Task details:
Your response should be the listing below, repeated exactly and in full.

Data supplied:
******************************
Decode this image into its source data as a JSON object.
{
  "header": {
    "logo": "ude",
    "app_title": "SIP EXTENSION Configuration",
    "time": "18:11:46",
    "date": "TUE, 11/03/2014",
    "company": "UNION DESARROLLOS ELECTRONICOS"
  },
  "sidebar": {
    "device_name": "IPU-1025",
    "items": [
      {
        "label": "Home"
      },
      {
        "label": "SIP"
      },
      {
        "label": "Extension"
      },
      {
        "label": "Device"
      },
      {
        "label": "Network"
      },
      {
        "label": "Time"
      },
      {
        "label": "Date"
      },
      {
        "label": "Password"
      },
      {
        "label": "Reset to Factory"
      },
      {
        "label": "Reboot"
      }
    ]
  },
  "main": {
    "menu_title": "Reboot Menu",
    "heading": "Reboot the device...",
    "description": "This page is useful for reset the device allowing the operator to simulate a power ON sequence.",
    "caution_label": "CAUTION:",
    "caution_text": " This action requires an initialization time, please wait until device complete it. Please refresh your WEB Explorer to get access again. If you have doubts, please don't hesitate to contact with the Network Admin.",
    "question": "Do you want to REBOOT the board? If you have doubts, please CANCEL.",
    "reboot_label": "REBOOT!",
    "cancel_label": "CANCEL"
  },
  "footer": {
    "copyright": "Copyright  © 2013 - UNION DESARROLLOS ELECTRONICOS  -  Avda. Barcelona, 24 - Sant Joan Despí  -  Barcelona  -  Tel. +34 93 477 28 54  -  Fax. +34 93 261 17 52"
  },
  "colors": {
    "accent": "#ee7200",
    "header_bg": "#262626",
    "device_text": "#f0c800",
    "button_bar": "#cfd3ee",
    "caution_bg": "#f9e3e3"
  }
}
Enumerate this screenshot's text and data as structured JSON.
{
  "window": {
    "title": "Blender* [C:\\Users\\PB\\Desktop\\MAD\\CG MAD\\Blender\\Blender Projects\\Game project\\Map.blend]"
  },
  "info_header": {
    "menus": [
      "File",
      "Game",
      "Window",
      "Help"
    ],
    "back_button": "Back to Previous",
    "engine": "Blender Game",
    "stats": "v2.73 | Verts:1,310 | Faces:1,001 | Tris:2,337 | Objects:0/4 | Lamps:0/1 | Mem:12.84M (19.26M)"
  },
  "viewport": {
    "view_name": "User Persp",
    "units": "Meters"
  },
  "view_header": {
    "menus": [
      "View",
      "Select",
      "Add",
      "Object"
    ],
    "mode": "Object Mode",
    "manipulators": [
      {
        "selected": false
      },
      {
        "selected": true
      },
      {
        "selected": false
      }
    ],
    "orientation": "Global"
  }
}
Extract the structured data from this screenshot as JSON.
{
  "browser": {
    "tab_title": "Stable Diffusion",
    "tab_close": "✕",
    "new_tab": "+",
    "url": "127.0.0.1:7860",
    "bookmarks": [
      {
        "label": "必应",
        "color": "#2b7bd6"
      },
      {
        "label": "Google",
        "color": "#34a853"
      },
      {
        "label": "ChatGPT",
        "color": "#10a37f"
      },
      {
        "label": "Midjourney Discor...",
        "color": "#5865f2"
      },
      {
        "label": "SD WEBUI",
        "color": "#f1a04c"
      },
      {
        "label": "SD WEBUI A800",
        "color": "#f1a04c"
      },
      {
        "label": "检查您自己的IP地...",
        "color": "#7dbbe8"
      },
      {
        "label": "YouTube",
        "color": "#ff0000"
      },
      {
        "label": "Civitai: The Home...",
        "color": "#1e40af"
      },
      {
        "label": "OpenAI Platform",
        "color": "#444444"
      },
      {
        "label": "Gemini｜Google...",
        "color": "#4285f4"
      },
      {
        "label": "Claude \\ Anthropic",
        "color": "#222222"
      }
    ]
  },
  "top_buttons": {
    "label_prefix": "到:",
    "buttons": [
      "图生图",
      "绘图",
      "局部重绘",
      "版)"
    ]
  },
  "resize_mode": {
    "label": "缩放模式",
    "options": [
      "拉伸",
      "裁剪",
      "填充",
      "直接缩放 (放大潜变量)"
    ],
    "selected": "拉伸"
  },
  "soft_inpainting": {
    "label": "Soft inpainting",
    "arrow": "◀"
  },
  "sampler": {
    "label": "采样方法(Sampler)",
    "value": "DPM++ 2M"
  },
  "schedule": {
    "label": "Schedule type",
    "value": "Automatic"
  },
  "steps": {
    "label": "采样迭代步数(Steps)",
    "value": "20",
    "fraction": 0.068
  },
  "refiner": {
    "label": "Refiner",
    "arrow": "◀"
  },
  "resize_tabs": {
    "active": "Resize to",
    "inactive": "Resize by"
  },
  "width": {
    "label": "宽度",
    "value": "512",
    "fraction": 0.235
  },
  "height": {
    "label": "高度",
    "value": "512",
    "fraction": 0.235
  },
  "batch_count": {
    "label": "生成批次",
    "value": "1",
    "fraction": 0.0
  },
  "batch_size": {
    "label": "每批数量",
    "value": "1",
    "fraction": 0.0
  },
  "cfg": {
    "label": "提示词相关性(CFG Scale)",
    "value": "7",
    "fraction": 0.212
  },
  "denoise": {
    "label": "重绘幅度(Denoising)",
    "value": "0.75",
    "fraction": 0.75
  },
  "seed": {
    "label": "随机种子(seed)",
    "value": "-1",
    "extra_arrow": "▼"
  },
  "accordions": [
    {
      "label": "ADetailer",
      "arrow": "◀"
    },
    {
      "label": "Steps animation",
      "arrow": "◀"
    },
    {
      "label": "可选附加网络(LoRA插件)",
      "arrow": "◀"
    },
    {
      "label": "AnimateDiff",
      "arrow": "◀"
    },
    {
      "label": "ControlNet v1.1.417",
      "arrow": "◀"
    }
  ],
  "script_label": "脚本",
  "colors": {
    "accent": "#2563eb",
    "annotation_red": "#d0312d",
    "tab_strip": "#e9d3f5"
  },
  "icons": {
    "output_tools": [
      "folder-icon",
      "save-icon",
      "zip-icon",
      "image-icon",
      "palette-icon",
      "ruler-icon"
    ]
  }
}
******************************
Solved problem:
Decode this image into its source data as a JSON object.
{
  "header": {
    "logo": "ude",
    "app_title": "SIP EXTENSION Configuration",
    "time": "18:11:46",
    "date": "TUE, 11/03/2014",
    "company": "UNION DESARROLLOS ELECTRONICOS"
  },
  "sidebar": {
    "device_name": "IPU-1025",
    "items": [
      {
        "label": "Home"
      },
      {
        "label": "SIP"
      },
      {
        "label": "Extension"
      },
      {
        "label": "Device"
      },
      {
        "label": "Network"
      },
      {
        "label": "Time"
      },
      {
        "label": "Date"
      },
      {
        "label": "Password"
      },
      {
        "label": "Reset to Factory"
      },
      {
        "label": "Reboot"
      }
    ]
  },
  "main": {
    "menu_title": "Reboot Menu",
    "heading": "Reboot the device...",
    "description": "This page is useful for reset the device allowing the operator to simulate a power ON sequence.",
    "caution_label": "CAUTION:",
    "caution_text": " This action requires an initialization time, please wait until device complete it. Please refresh your WEB Explorer to get access again. If you have doubts, please don't hesitate to contact with the Network Admin.",
    "question": "Do you want to REBOOT the board? If you have doubts, please CANCEL.",
    "reboot_label": "REBOOT!",
    "cancel_label": "CANCEL"
  },
  "footer": {
    "copyright": "Copyright  © 2013 - UNION DESARROLLOS ELECTRONICOS  -  Avda. Barcelona, 24 - Sant Joan Despí  -  Barcelona  -  Tel. +34 93 477 28 54  -  Fax. +34 93 261 17 52"
  },
  "colors": {
    "accent": "#ee7200",
    "header_bg": "#262626",
    "device_text": "#f0c800",
    "button_bar": "#cfd3ee",
    "caution_bg": "#f9e3e3"
  }
}
Enumerate this screenshot's text and data as structured JSON.
{
  "window": {
    "title": "Blender* [C:\\Users\\PB\\Desktop\\MAD\\CG MAD\\Blender\\Blender Projects\\Game project\\Map.blend]"
  },
  "info_header": {
    "menus": [
      "File",
      "Game",
      "Window",
      "Help"
    ],
    "back_button": "Back to Previous",
    "engine": "Blender Game",
    "stats": "v2.73 | Verts:1,310 | Faces:1,001 | Tris:2,337 | Objects:0/4 | Lamps:0/1 | Mem:12.84M (19.26M)"
  },
  "viewport": {
    "view_name": "User Persp",
    "units": "Meters"
  },
  "view_header": {
    "menus": [
      "View",
      "Select",
      "Add",
      "Object"
    ],
    "mode": "Object Mode",
    "manipulators": [
      {
        "selected": false
      },
      {
        "selected": true
      },
      {
        "selected": false
      }
    ],
    "orientation": "Global"
  }
}
Extract the structured data from this screenshot as JSON.
{
  "browser": {
    "tab_title": "Stable Diffusion",
    "tab_close": "✕",
    "new_tab": "+",
    "url": "127.0.0.1:7860",
    "bookmarks": [
      {
        "label": "必应",
        "color": "#2b7bd6"
      },
      {
        "label": "Google",
        "color": "#34a853"
      },
      {
        "label": "ChatGPT",
        "color": "#10a37f"
      },
      {
        "label": "Midjourney Discor...",
        "color": "#5865f2"
      },
      {
        "label": "SD WEBUI",
        "color": "#f1a04c"
      },
      {
        "label": "SD WEBUI A800",
        "color": "#f1a04c"
      },
      {
        "label": "检查您自己的IP地...",
        "color": "#7dbbe8"
      },
      {
        "label": "YouTube",
        "color": "#ff0000"
      },
      {
        "label": "Civitai: The Home...",
        "color": "#1e40af"
      },
      {
        "label": "OpenAI Platform",
        "color": "#444444"
      },
      {
        "label": "Gemini｜Google...",
        "color": "#4285f4"
      },
      {
        "label": "Claude \\ Anthropic",
        "color": "#222222"
      }
    ]
  },
  "top_buttons": {
    "label_prefix": "到:",
    "buttons": [
      "图生图",
      "绘图",
      "局部重绘",
      "版)"
    ]
  },
  "resize_mode": {
    "label": "缩放模式",
    "options": [
      "拉伸",
      "裁剪",
      "填充",
      "直接缩放 (放大潜变量)"
    ],
    "selected": "拉伸"
  },
  "soft_inpainting": {
    "label": "Soft inpainting",
    "arrow": "◀"
  },
  "sampler": {
    "label": "采样方法(Sampler)",
    "value": "DPM++ 2M"
  },
  "schedule": {
    "label": "Schedule type",
    "value": "Automatic"
  },
  "steps": {
    "label": "采样迭代步数(Steps)",
    "value": "20",
    "fraction": 0.068
  },
  "refiner": {
    "label": "Refiner",
    "arrow": "◀"
  },
  "resize_tabs": {
    "active": "Resize to",
    "inactive": "Resize by"
  },
  "width": {
    "label": "宽度",
    "value": "512",
    "fraction": 0.235
  },
  "height": {
    "label": "高度",
    "value": "512",
    "fraction": 0.235
  },
  "batch_count": {
    "label": "生成批次",
    "value": "1",
    "fraction": 0.0
  },
  "batch_size": {
    "label": "每批数量",
    "value": "1",
    "fraction": 0.0
  },
  "cfg": {
    "label": "提示词相关性(CFG Scale)",
    "value": "7",
    "fraction": 0.212
  },
  "denoise": {
    "label": "重绘幅度(Denoising)",
    "value": "0.75",
    "fraction": 0.75
  },
  "seed": {
    "label": "随机种子(seed)",
    "value": "-1",
    "extra_arrow": "▼"
  },
  "accordions": [
    {
      "label": "ADetailer",
      "arrow": "◀"
    },
    {
      "label": "Steps animation",
      "arrow": "◀"
    },
    {
      "label": "可选附加网络(LoRA插件)",
      "arrow": "◀"
    },
    {
      "label": "AnimateDiff",
      "arrow": "◀"
    },
    {
      "label": "ControlNet v1.1.417",
      "arrow": "◀"
    }
  ],
  "script_label": "脚本",
  "colors": {
    "accent": "#2563eb",
    "annotation_red": "#d0312d",
    "tab_strip": "#e9d3f5"
  },
  "icons": {
    "output_tools": [
      "folder-icon",
      "save-icon",
      "zip-icon",
      "image-icon",
      "palette-icon",
      "ruler-icon"
    ]
  }
}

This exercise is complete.